* [Aim of the exercise] Each record below needs to be copied out exactly as it stands.
--- START ---
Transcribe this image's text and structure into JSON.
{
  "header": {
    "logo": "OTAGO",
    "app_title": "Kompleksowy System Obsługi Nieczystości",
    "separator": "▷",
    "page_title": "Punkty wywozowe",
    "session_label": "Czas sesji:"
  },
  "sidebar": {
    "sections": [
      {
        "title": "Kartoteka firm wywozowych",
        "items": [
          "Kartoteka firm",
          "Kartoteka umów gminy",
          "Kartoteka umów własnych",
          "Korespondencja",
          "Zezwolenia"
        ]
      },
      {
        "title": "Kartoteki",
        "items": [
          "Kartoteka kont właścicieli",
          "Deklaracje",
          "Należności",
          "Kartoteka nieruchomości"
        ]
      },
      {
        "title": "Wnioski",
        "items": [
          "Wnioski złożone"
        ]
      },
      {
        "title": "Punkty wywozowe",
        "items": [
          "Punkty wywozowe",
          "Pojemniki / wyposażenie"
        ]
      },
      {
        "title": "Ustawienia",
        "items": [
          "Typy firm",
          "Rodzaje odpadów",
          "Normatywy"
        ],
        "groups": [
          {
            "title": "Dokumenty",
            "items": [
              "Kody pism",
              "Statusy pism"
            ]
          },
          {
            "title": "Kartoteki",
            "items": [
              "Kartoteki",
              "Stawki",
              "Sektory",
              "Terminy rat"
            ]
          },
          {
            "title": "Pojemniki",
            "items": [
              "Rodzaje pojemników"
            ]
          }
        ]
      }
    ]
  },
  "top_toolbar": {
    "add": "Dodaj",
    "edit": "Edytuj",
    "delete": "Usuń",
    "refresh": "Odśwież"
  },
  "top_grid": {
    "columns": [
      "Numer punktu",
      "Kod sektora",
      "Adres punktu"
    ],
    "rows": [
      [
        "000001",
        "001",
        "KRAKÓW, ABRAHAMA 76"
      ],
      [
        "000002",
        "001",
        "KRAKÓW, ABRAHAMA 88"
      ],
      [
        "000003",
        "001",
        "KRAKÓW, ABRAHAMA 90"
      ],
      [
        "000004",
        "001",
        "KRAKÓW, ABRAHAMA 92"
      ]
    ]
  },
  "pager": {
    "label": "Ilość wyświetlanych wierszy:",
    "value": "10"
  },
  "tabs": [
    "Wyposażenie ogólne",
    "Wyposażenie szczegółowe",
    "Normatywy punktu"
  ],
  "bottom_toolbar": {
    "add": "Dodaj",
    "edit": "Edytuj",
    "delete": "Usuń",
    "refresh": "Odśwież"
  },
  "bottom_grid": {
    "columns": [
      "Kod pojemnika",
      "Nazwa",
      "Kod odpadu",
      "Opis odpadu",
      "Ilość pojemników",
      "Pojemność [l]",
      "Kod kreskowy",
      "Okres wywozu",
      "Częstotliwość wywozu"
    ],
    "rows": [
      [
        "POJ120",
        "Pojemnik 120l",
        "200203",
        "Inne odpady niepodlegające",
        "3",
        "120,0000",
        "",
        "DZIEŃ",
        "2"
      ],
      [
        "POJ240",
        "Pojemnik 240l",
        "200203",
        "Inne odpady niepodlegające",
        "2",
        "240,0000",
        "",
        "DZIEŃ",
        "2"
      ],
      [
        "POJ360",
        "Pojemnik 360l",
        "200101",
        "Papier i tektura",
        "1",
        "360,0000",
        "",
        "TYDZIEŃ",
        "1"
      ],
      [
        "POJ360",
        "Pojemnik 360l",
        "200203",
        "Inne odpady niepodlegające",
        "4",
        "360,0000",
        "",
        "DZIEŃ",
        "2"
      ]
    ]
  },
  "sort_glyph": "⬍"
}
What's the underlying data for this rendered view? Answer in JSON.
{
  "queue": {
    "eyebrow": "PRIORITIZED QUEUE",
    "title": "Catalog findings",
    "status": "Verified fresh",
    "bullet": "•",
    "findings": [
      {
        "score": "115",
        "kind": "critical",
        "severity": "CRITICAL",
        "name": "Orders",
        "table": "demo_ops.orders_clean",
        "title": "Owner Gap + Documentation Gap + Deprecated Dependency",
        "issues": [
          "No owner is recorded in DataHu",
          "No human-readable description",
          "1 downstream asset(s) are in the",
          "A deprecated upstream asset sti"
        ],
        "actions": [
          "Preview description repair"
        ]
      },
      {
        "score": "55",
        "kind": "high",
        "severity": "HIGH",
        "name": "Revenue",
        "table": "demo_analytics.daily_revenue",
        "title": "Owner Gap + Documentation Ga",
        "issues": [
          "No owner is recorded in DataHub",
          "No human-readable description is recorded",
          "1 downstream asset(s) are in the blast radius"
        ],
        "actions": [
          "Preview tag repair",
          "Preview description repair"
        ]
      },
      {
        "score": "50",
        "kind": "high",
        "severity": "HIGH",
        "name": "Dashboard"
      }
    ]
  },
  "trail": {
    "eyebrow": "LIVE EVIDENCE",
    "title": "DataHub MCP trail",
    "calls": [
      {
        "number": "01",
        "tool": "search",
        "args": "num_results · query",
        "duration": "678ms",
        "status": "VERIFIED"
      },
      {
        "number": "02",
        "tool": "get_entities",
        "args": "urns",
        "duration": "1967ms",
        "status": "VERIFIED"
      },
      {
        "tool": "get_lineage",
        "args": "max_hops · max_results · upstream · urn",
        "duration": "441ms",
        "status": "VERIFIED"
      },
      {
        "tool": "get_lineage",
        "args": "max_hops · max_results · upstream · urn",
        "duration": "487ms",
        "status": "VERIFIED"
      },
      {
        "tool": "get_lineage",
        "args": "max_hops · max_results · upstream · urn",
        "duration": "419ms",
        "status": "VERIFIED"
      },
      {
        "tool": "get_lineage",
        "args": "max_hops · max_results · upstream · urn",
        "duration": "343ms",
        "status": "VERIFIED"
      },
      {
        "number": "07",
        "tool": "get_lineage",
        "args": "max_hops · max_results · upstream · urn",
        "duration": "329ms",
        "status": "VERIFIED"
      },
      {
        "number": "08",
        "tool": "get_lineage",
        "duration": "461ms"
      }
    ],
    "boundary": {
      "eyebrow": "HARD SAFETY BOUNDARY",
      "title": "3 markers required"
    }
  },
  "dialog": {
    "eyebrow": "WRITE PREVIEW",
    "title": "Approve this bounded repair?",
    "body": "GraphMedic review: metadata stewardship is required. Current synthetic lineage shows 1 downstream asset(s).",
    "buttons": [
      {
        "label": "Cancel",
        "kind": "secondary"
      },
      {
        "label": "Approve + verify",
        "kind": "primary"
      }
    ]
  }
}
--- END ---
* [Reply to the exercise]
Transcribe this image's text and structure into JSON.
{
  "header": {
    "logo": "OTAGO",
    "app_title": "Kompleksowy System Obsługi Nieczystości",
    "separator": "▷",
    "page_title": "Punkty wywozowe",
    "session_label": "Czas sesji:"
  },
  "sidebar": {
    "sections": [
      {
        "title": "Kartoteka firm wywozowych",
        "items": [
          "Kartoteka firm",
          "Kartoteka umów gminy",
          "Kartoteka umów własnych",
          "Korespondencja",
          "Zezwolenia"
        ]
      },
      {
        "title": "Kartoteki",
        "items": [
          "Kartoteka kont właścicieli",
          "Deklaracje",
          "Należności",
          "Kartoteka nieruchomości"
        ]
      },
      {
        "title": "Wnioski",
        "items": [
          "Wnioski złożone"
        ]
      },
      {
        "title": "Punkty wywozowe",
        "items": [
          "Punkty wywozowe",
          "Pojemniki / wyposażenie"
        ]
      },
      {
        "title": "Ustawienia",
        "items": [
          "Typy firm",
          "Rodzaje odpadów",
          "Normatywy"
        ],
        "groups": [
          {
            "title": "Dokumenty",
            "items": [
              "Kody pism",
              "Statusy pism"
            ]
          },
          {
            "title": "Kartoteki",
            "items": [
              "Kartoteki",
              "Stawki",
              "Sektory",
              "Terminy rat"
            ]
          },
          {
            "title": "Pojemniki",
            "items": [
              "Rodzaje pojemników"
            ]
          }
        ]
      }
    ]
  },
  "top_toolbar": {
    "add": "Dodaj",
    "edit": "Edytuj",
    "delete": "Usuń",
    "refresh": "Odśwież"
  },
  "top_grid": {
    "columns": [
      "Numer punktu",
      "Kod sektora",
      "Adres punktu"
    ],
    "rows": [
      [
        "000001",
        "001",
        "KRAKÓW, ABRAHAMA 76"
      ],
      [
        "000002",
        "001",
        "KRAKÓW, ABRAHAMA 88"
      ],
      [
        "000003",
        "001",
        "KRAKÓW, ABRAHAMA 90"
      ],
      [
        "000004",
        "001",
        "KRAKÓW, ABRAHAMA 92"
      ]
    ]
  },
  "pager": {
    "label": "Ilość wyświetlanych wierszy:",
    "value": "10"
  },
  "tabs": [
    "Wyposażenie ogólne",
    "Wyposażenie szczegółowe",
    "Normatywy punktu"
  ],
  "bottom_toolbar": {
    "add": "Dodaj",
    "edit": "Edytuj",
    "delete": "Usuń",
    "refresh": "Odśwież"
  },
  "bottom_grid": {
    "columns": [
      "Kod pojemnika",
      "Nazwa",
      "Kod odpadu",
      "Opis odpadu",
      "Ilość pojemników",
      "Pojemność [l]",
      "Kod kreskowy",
      "Okres wywozu",
      "Częstotliwość wywozu"
    ],
    "rows": [
      [
        "POJ120",
        "Pojemnik 120l",
        "200203",
        "Inne odpady niepodlegające",
        "3",
        "120,0000",
        "",
        "DZIEŃ",
        "2"
      ],
      [
        "POJ240",
        "Pojemnik 240l",
        "200203",
        "Inne odpady niepodlegające",
        "2",
        "240,0000",
        "",
        "DZIEŃ",
        "2"
      ],
      [
        "POJ360",
        "Pojemnik 360l",
        "200101",
        "Papier i tektura",
        "1",
        "360,0000",
        "",
        "TYDZIEŃ",
        "1"
      ],
      [
        "POJ360",
        "Pojemnik 360l",
        "200203",
        "Inne odpady niepodlegające",
        "4",
        "360,0000",
        "",
        "DZIEŃ",
        "2"
      ]
    ]
  },
  "sort_glyph": "⬍"
}
What's the underlying data for this rendered view? Answer in JSON.
{
  "queue": {
    "eyebrow": "PRIORITIZED QUEUE",
    "title": "Catalog findings",
    "status": "Verified fresh",
    "bullet": "•",
    "findings": [
      {
        "score": "115",
        "kind": "critical",
        "severity": "CRITICAL",
        "name": "Orders",
        "table": "demo_ops.orders_clean",
        "title": "Owner Gap + Documentation Gap + Deprecated Dependency",
        "issues": [
          "No owner is recorded in DataHu",
          "No human-readable description",
          "1 downstream asset(s) are in the",
          "A deprecated upstream asset sti"
        ],
        "actions": [
          "Preview description repair"
        ]
      },
      {
        "score": "55",
        "kind": "high",
        "severity": "HIGH",
        "name": "Revenue",
        "table": "demo_analytics.daily_revenue",
        "title": "Owner Gap + Documentation Ga",
        "issues": [
          "No owner is recorded in DataHub",
          "No human-readable description is recorded",
          "1 downstream asset(s) are in the blast radius"
        ],
        "actions": [
          "Preview tag repair",
          "Preview description repair"
        ]
      },
      {
        "score": "50",
        "kind": "high",
        "severity": "HIGH",
        "name": "Dashboard"
      }
    ]
  },
  "trail": {
    "eyebrow": "LIVE EVIDENCE",
    "title": "DataHub MCP trail",
    "calls": [
      {
        "number": "01",
        "tool": "search",
        "args": "num_results · query",
        "duration": "678ms",
        "status": "VERIFIED"
      },
      {
        "number": "02",
        "tool": "get_entities",
        "args": "urns",
        "duration": "1967ms",
        "status": "VERIFIED"
      },
      {
        "tool": "get_lineage",
        "args": "max_hops · max_results · upstream · urn",
        "duration": "441ms",
        "status": "VERIFIED"
      },
      {
        "tool": "get_lineage",
        "args": "max_hops · max_results · upstream · urn",
        "duration": "487ms",
        "status": "VERIFIED"
      },
      {
        "tool": "get_lineage",
        "args": "max_hops · max_results · upstream · urn",
        "duration": "419ms",
        "status": "VERIFIED"
      },
      {
        "tool": "get_lineage",
        "args": "max_hops · max_results · upstream · urn",
        "duration": "343ms",
        "status": "VERIFIED"
      },
      {
        "number": "07",
        "tool": "get_lineage",
        "args": "max_hops · max_results · upstream · urn",
        "duration": "329ms",
        "status": "VERIFIED"
      },
      {
        "number": "08",
        "tool": "get_lineage",
        "duration": "461ms"
      }
    ],
    "boundary": {
      "eyebrow": "HARD SAFETY BOUNDARY",
      "title": "3 markers required"
    }
  },
  "dialog": {
    "eyebrow": "WRITE PREVIEW",
    "title": "Approve this bounded repair?",
    "body": "GraphMedic review: metadata stewardship is required. Current synthetic lineage shows 1 downstream asset(s).",
    "buttons": [
      {
        "label": "Cancel",
        "kind": "secondary"
      },
      {
        "label": "Approve + verify",
        "kind": "primary"
      }
    ]
  }
}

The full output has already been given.